The priest, usually clad in red or whiteÂ dhotiÂ andÂ uttariyamÂ (Shawl), then with the chanting ofÂ mantrasÂ invokes the presence of Ganesha using the statue as a channel, or body for his energy. This ritual is the Pranapratishhtha. After this the ritual called as Shhodashopachara (16 ways of paying tribute) follows. Coconut, jaggery, 21 modakas, 21 durva (trefoil) blades of grass and red flowers are offered. The statue is anointed with red unguent, typically made ofÂ kumkumÂ and sandalwood paste. Throughout the ceremony, Vedic hymns from the Rig Veda, the Ganapati Atharva Shirsha Upanishad, and the Ganesha stotra from the Narada Purana are chanted.
Some homes buy their own small clay statue, and after 1,3,5,7 or 11 days immerse it in a bucket or tub at home, so as not to pollute public lakes or rivers.

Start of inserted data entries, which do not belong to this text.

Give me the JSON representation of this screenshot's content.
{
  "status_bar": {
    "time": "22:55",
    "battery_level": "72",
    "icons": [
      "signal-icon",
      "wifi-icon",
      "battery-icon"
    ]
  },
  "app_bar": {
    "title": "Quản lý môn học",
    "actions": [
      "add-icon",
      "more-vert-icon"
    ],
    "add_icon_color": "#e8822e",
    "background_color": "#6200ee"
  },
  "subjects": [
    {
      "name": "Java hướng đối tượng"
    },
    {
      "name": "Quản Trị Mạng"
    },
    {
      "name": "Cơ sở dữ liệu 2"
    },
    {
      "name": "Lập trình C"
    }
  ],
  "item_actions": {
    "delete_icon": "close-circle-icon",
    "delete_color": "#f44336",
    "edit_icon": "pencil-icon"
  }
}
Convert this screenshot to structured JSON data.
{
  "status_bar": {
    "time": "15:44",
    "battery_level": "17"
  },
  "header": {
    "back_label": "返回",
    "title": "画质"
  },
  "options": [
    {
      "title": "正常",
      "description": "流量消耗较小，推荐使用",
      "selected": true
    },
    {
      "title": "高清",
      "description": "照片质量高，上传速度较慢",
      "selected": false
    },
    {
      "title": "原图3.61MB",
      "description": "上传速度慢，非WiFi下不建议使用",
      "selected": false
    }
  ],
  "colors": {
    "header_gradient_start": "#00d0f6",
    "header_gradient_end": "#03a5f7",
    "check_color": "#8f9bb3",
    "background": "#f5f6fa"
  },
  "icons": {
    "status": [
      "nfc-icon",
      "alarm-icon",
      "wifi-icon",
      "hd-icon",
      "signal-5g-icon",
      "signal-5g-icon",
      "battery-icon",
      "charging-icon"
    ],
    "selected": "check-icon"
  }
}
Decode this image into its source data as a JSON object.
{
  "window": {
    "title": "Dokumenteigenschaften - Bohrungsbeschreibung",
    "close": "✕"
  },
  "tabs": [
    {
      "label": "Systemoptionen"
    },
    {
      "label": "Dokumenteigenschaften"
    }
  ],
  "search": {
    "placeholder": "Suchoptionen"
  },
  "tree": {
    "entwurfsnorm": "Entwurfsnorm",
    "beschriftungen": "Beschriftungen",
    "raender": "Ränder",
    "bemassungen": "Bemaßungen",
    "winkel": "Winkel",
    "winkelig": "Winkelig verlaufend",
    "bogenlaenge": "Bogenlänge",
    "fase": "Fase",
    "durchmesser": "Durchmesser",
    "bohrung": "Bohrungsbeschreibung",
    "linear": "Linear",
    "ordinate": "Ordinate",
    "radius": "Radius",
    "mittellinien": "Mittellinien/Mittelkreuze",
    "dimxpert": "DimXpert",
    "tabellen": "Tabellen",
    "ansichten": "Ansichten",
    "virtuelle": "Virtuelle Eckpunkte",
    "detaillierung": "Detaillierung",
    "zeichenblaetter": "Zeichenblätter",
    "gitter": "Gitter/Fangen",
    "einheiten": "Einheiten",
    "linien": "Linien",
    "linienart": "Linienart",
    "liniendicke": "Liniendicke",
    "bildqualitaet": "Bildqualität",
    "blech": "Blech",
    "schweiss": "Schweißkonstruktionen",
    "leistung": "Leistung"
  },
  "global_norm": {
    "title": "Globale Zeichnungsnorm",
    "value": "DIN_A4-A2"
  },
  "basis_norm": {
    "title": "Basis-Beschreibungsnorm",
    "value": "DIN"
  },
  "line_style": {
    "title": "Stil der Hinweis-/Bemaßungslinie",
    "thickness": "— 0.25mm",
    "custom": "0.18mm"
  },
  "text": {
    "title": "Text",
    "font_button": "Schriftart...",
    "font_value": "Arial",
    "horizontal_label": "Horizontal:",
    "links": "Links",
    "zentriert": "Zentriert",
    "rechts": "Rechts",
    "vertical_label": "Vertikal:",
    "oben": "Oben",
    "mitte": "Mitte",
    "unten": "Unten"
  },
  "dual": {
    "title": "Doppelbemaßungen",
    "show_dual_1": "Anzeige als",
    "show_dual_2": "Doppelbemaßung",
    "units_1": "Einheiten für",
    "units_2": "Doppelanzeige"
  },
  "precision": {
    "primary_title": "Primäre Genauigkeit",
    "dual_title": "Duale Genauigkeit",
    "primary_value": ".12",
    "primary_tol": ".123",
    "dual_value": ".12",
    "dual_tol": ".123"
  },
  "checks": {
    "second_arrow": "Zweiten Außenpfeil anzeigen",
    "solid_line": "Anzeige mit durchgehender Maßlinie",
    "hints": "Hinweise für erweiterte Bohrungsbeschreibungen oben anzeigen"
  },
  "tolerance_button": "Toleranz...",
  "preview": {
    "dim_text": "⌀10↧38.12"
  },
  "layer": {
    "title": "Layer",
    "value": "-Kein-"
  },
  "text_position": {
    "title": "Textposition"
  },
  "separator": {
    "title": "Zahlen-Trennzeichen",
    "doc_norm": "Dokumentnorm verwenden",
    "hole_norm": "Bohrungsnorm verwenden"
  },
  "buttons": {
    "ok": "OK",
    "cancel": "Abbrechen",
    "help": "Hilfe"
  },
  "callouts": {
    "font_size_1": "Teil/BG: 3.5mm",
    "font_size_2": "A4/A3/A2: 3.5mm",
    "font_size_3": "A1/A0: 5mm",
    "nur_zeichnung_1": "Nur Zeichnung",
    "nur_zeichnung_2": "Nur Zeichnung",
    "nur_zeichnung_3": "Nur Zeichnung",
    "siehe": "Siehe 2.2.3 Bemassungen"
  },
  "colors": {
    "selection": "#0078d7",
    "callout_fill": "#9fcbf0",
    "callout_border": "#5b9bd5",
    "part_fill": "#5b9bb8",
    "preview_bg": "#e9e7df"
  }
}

After a few days the clay is used in the home garden.
The main sweet dish during the festival is the modak. A modak is a dumpling made from rice flour/wheat flour with a stuffing of fresh or dry-grated coconut, jaggery, dry fruits and some other condiments. It is either steam-cooked or fried. Another popular sweet dish is the karanji,Â which is similar to the modak in composition and taste but has a semicircular shape.
Southwark Carers Would Like To Wish Everyone Celebrating AÂ Happy Ganesh Chaturthi.
Nearest tube: Elephant & Castle underground station (Northern and Bakerloo lines).
Nearest Railway Station: Elephant & Castle
Buses from Elephant and Castle: ask bus driver for Burgess Park. Bus numbers: 12, 171, 148, 176, 68, 484, 42, 40, 45